- WHAT YOU WILL DO -
Your answer consists of the lines in the data that contain "snippets". Copy each of them.
━━ LISTED RECORDS ━━
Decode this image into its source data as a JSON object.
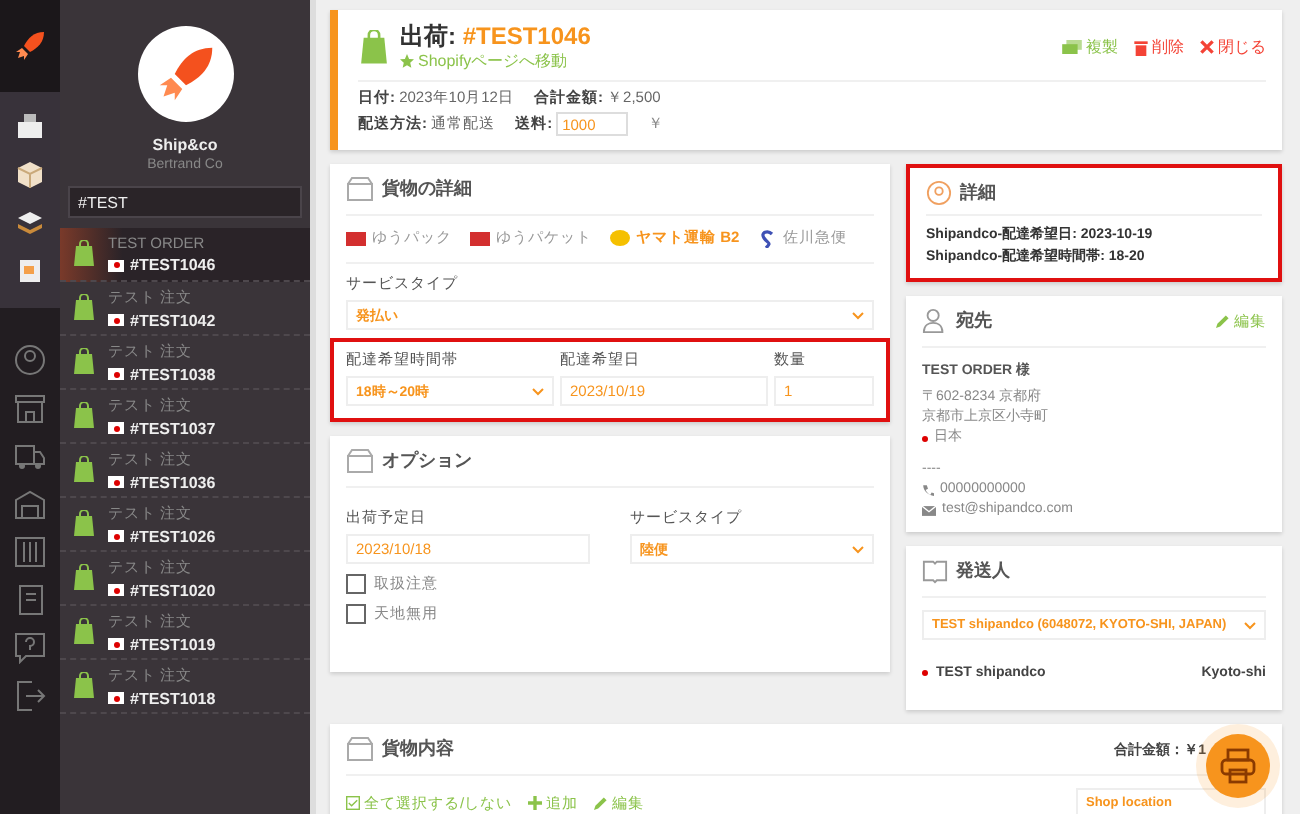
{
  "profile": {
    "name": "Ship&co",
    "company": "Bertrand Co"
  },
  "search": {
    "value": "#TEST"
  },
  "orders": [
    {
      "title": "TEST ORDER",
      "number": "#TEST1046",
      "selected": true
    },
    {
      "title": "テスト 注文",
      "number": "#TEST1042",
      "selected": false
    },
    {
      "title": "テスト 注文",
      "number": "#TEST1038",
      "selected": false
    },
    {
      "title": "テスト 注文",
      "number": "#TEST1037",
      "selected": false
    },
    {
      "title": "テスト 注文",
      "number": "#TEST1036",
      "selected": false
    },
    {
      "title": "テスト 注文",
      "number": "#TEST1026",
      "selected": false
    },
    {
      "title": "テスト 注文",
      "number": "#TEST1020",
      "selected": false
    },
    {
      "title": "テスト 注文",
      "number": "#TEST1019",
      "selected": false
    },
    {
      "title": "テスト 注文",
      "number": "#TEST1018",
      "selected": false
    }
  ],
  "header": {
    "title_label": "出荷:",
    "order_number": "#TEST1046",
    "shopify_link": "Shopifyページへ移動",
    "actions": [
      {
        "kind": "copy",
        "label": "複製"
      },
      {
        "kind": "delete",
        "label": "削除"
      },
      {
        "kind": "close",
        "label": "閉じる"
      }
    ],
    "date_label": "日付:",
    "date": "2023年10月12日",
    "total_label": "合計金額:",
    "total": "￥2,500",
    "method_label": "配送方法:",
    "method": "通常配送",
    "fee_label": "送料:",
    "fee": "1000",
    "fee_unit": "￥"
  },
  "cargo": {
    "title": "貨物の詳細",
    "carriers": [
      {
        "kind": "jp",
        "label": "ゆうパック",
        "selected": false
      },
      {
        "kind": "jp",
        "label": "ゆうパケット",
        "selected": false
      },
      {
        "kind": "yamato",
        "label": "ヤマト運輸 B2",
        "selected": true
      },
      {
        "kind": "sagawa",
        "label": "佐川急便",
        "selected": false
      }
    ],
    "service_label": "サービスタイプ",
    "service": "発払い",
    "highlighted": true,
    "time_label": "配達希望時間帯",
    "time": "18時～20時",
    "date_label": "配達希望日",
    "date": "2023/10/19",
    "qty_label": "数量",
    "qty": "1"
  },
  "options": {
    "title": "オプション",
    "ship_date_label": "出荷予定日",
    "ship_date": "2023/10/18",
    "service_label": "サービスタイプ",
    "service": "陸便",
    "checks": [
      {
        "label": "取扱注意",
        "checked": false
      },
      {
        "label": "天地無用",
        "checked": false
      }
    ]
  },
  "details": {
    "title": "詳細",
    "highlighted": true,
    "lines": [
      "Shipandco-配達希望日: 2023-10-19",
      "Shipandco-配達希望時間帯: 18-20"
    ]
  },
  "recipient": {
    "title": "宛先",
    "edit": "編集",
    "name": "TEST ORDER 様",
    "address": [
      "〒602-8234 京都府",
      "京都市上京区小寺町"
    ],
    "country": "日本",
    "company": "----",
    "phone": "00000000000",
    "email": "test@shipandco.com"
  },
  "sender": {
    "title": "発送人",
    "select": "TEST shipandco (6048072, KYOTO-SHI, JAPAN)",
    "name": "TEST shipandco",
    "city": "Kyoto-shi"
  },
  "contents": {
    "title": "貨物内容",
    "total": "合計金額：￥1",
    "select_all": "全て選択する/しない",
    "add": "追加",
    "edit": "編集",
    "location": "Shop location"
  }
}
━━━
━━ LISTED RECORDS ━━
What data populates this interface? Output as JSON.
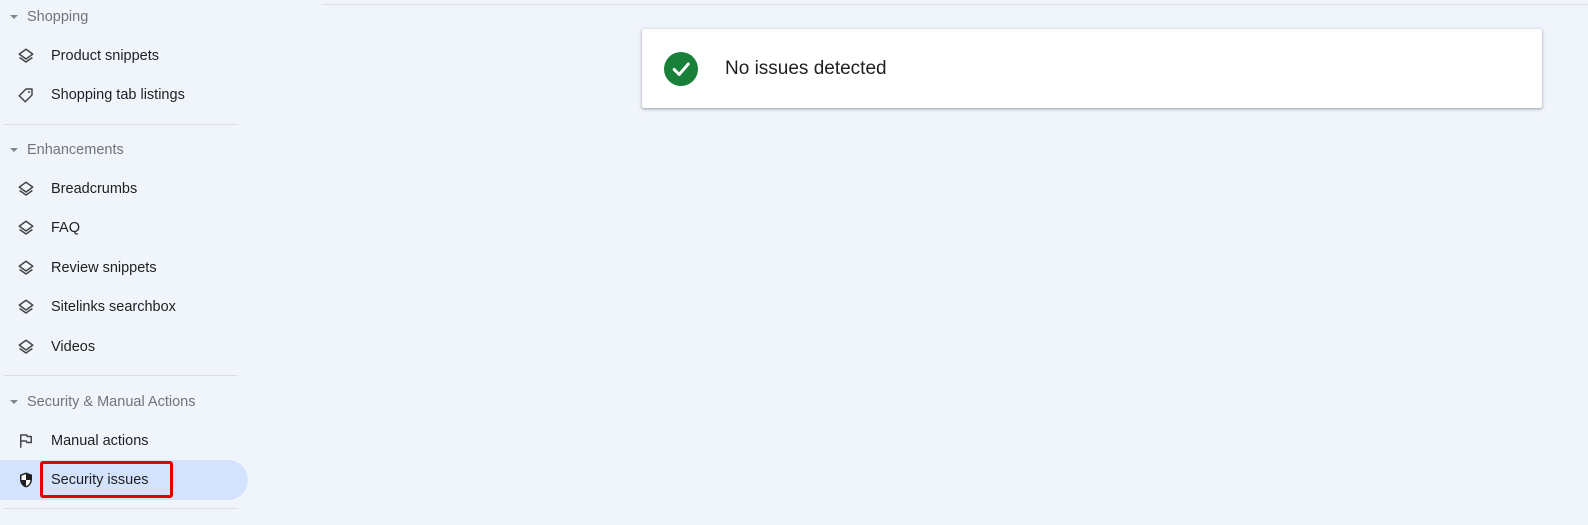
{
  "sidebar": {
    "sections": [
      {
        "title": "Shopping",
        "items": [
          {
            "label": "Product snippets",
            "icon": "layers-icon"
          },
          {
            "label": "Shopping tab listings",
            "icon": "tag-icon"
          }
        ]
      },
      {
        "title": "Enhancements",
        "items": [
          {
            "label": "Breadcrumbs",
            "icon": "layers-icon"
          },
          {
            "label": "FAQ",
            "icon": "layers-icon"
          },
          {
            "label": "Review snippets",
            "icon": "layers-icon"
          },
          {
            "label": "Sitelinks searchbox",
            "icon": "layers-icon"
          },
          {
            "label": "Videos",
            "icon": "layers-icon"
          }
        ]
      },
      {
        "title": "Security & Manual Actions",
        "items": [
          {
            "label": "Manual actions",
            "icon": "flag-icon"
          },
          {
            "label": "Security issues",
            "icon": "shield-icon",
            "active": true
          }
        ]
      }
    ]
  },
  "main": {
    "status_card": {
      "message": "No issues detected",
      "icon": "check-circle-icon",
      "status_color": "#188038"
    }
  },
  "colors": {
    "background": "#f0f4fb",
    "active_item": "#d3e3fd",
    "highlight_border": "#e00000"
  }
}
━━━
- EXERCISE RESULT -
            "label": "Product snippets",
            "label": "Review snippets",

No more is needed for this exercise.